• What to work on:
Please report each line of the data below that contains "main".

Items from a dataset:
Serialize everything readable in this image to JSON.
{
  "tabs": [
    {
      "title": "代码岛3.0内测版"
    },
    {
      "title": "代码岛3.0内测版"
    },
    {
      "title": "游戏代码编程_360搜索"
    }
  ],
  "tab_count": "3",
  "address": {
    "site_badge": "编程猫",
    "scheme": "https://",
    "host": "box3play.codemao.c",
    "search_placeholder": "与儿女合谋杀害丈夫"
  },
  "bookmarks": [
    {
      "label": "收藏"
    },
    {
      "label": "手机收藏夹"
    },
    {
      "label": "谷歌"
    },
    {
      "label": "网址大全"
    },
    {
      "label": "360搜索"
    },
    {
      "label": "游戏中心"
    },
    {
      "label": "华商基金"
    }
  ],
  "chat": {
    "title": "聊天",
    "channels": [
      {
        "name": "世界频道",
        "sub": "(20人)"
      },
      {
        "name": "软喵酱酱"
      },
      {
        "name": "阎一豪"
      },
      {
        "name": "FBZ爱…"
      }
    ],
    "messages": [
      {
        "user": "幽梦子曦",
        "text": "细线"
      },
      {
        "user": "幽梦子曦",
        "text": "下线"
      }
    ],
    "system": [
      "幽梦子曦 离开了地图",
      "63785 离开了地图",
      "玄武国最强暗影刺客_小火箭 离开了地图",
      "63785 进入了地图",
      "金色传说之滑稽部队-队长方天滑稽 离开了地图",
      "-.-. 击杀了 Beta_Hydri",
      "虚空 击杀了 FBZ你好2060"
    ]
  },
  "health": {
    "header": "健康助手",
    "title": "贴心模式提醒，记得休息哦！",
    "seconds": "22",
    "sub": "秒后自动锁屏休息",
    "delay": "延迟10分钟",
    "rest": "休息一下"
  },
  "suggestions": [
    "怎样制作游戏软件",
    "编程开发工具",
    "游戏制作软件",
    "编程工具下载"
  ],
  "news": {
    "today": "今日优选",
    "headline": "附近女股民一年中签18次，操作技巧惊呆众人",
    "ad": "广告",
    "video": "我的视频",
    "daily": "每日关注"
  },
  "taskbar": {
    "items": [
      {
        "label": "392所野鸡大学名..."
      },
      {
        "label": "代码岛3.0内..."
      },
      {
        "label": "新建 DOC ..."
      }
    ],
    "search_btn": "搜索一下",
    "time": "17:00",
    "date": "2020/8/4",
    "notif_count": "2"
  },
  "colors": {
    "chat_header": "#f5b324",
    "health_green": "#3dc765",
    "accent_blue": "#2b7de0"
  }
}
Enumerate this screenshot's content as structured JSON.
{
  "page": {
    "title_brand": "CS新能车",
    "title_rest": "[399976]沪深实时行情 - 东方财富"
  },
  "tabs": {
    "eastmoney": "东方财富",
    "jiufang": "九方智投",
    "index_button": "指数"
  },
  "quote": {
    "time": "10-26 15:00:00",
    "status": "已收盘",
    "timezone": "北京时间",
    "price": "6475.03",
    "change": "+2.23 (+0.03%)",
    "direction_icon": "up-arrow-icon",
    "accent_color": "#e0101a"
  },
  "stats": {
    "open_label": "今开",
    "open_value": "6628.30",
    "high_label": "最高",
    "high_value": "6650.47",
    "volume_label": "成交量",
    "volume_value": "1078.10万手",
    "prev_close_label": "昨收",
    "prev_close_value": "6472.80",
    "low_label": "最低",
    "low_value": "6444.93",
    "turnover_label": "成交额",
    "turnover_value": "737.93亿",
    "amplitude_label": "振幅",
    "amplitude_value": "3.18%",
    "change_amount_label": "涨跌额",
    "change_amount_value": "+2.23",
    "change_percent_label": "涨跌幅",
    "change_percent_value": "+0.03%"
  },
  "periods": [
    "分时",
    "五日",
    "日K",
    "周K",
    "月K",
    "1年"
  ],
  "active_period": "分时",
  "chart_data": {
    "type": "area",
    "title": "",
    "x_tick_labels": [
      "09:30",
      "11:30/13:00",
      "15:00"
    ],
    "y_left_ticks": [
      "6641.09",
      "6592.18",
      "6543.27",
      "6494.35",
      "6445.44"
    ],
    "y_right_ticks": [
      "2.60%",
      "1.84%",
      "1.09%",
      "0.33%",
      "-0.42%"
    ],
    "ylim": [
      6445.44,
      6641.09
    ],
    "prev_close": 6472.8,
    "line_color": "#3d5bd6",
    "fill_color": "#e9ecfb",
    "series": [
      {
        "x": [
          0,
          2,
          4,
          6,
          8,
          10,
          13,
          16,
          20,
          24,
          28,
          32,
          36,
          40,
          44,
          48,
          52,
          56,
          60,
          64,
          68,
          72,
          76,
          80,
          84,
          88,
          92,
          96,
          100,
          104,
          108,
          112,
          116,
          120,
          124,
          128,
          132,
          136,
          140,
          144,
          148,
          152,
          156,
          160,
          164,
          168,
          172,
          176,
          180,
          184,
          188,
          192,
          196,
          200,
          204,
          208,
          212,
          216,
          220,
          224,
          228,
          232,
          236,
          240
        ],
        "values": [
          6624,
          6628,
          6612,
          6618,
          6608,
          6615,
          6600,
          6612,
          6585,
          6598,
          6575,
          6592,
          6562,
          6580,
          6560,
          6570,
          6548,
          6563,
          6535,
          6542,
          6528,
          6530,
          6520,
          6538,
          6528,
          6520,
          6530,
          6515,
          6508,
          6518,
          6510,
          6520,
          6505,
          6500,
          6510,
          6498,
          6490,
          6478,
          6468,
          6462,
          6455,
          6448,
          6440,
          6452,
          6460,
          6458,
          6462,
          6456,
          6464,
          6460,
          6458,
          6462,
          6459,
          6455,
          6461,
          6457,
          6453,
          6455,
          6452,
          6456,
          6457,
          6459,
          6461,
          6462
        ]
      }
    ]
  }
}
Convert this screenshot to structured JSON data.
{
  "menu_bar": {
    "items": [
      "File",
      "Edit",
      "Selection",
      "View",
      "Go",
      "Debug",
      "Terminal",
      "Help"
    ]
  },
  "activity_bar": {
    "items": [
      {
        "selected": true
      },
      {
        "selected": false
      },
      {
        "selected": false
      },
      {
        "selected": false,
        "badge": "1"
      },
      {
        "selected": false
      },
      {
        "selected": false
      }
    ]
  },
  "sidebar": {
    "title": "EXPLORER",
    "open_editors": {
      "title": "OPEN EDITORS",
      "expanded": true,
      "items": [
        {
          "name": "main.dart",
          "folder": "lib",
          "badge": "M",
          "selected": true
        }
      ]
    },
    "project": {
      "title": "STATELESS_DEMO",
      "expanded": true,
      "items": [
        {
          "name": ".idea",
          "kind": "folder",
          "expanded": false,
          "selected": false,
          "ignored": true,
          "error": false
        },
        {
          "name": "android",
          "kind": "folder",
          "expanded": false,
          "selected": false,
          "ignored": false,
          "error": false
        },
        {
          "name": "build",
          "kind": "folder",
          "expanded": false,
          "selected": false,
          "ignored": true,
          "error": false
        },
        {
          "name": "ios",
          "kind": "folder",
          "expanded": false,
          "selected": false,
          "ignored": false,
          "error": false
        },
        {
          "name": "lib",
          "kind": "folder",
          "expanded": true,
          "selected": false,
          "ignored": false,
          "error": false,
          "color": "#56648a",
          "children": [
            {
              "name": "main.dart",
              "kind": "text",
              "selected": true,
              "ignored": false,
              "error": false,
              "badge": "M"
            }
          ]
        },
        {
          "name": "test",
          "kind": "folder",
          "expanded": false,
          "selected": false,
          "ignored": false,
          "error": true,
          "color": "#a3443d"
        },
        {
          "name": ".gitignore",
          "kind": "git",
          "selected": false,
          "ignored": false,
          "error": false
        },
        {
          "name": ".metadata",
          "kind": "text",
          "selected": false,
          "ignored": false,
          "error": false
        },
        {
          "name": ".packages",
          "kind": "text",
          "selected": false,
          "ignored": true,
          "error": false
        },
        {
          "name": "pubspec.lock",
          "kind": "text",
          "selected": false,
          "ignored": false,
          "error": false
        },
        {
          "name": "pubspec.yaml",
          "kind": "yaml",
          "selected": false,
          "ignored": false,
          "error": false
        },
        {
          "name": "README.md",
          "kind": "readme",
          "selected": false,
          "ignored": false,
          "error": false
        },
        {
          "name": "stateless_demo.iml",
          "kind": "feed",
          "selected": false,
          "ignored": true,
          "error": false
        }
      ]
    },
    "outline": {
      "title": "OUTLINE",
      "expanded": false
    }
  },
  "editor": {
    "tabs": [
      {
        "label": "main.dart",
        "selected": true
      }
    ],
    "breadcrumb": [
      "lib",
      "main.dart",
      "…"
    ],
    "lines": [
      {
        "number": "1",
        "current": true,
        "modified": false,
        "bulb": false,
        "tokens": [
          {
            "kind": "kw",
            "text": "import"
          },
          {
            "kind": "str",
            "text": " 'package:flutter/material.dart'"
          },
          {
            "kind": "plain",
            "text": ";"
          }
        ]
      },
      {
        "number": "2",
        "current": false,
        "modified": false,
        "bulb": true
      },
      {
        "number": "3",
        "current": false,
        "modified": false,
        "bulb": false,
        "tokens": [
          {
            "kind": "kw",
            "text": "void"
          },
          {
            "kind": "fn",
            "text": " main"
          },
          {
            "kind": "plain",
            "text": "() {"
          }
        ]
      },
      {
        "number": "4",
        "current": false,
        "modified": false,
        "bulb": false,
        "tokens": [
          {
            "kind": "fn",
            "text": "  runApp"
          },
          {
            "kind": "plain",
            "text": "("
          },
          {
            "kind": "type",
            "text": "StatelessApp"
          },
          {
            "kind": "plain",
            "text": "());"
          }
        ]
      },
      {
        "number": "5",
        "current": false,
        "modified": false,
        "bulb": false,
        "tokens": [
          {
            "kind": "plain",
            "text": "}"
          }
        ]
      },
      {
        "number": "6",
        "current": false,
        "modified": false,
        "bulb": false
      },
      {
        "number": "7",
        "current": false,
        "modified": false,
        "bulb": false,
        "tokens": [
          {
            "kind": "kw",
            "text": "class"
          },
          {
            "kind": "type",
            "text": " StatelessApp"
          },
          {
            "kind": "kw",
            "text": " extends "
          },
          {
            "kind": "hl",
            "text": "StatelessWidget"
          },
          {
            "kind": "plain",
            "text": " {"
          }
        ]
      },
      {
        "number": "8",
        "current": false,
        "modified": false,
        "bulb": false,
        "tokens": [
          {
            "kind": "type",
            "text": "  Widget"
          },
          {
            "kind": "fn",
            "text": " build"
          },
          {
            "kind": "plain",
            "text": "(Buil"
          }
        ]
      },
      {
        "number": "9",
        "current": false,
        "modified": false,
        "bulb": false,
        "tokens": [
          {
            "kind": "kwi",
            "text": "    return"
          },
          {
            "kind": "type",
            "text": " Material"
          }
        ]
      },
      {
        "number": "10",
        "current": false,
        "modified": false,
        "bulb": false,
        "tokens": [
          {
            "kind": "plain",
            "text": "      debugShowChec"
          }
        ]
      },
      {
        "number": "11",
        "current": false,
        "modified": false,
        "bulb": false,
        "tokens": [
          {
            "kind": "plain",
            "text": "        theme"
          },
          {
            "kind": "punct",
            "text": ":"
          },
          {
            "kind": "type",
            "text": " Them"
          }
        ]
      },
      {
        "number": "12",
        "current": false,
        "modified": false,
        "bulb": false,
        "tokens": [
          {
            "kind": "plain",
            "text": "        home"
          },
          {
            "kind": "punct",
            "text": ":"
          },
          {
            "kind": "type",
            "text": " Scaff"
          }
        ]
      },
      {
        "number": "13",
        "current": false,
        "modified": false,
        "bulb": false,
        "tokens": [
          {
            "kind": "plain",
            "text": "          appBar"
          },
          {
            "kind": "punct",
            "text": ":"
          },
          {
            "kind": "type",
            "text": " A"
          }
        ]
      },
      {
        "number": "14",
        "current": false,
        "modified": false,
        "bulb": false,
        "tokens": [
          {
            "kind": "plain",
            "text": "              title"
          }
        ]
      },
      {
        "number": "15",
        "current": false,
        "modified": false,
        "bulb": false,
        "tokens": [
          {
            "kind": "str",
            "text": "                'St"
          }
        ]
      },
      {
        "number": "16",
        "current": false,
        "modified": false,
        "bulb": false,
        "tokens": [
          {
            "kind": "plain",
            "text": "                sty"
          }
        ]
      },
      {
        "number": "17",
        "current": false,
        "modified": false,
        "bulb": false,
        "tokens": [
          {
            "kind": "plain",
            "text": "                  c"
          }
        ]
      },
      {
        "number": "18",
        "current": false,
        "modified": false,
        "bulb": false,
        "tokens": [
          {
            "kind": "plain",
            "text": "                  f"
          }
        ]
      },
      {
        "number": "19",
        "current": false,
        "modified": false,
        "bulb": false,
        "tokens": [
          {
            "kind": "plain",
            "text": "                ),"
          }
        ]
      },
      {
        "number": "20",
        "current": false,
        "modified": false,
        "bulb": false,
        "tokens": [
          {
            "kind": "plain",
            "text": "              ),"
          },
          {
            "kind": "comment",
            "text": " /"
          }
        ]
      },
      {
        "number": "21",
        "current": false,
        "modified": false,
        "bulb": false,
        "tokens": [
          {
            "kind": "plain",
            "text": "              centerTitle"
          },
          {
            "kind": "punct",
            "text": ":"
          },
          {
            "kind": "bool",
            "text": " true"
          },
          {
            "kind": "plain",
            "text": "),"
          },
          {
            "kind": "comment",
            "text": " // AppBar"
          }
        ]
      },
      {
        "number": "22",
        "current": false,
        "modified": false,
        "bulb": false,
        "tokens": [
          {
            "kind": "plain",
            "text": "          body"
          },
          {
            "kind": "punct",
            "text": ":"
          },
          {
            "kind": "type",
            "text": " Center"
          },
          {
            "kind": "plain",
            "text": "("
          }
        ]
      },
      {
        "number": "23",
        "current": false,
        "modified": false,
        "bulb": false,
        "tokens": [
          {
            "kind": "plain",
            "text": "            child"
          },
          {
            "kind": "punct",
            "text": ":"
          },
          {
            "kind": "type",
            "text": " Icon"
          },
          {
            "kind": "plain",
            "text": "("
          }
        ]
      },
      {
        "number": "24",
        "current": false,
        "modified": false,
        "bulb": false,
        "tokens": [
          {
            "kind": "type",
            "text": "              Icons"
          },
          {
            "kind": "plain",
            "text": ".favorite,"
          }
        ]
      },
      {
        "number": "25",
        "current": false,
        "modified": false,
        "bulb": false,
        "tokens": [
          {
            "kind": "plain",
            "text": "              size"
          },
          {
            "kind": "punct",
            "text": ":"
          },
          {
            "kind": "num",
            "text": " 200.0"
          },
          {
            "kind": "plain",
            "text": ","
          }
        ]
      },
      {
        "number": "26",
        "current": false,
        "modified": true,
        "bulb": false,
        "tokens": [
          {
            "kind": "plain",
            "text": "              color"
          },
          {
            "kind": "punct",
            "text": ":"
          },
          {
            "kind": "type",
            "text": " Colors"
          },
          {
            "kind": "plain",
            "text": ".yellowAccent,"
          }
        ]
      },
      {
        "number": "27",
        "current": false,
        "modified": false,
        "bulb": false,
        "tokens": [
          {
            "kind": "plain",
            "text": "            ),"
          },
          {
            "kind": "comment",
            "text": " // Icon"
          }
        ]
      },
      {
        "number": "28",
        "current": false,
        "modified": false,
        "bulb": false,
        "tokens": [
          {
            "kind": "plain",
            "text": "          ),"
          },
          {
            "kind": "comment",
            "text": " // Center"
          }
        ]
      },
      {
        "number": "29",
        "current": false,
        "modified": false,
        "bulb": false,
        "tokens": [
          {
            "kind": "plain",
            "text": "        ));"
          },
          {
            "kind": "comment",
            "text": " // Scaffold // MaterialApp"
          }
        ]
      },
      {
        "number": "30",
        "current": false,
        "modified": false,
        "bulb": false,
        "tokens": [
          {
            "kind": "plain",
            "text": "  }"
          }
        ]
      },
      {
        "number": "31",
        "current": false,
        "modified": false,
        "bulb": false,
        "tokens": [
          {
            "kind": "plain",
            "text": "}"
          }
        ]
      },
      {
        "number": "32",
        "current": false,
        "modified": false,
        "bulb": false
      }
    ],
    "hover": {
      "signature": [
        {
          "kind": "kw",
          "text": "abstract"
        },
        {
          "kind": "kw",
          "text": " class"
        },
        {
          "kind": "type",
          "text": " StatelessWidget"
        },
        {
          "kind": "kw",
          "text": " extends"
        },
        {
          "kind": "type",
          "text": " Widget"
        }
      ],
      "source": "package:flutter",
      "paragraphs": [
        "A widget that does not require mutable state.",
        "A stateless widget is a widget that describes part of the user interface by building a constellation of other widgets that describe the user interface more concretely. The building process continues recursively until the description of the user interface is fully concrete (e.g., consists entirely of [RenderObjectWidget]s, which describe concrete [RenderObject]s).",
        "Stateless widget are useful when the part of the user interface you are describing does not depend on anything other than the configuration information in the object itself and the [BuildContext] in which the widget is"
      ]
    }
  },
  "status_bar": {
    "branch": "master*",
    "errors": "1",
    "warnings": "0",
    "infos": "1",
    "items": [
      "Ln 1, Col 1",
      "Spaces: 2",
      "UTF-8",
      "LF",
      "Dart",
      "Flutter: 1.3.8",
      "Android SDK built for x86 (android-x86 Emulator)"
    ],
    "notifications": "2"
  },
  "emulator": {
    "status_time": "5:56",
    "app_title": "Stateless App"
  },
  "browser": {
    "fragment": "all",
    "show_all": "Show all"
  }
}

• Task result:
          "name": "main.dart",
              "name": "main.dart",
        "label": "main.dart",
      "main.dart",
            "text": " main"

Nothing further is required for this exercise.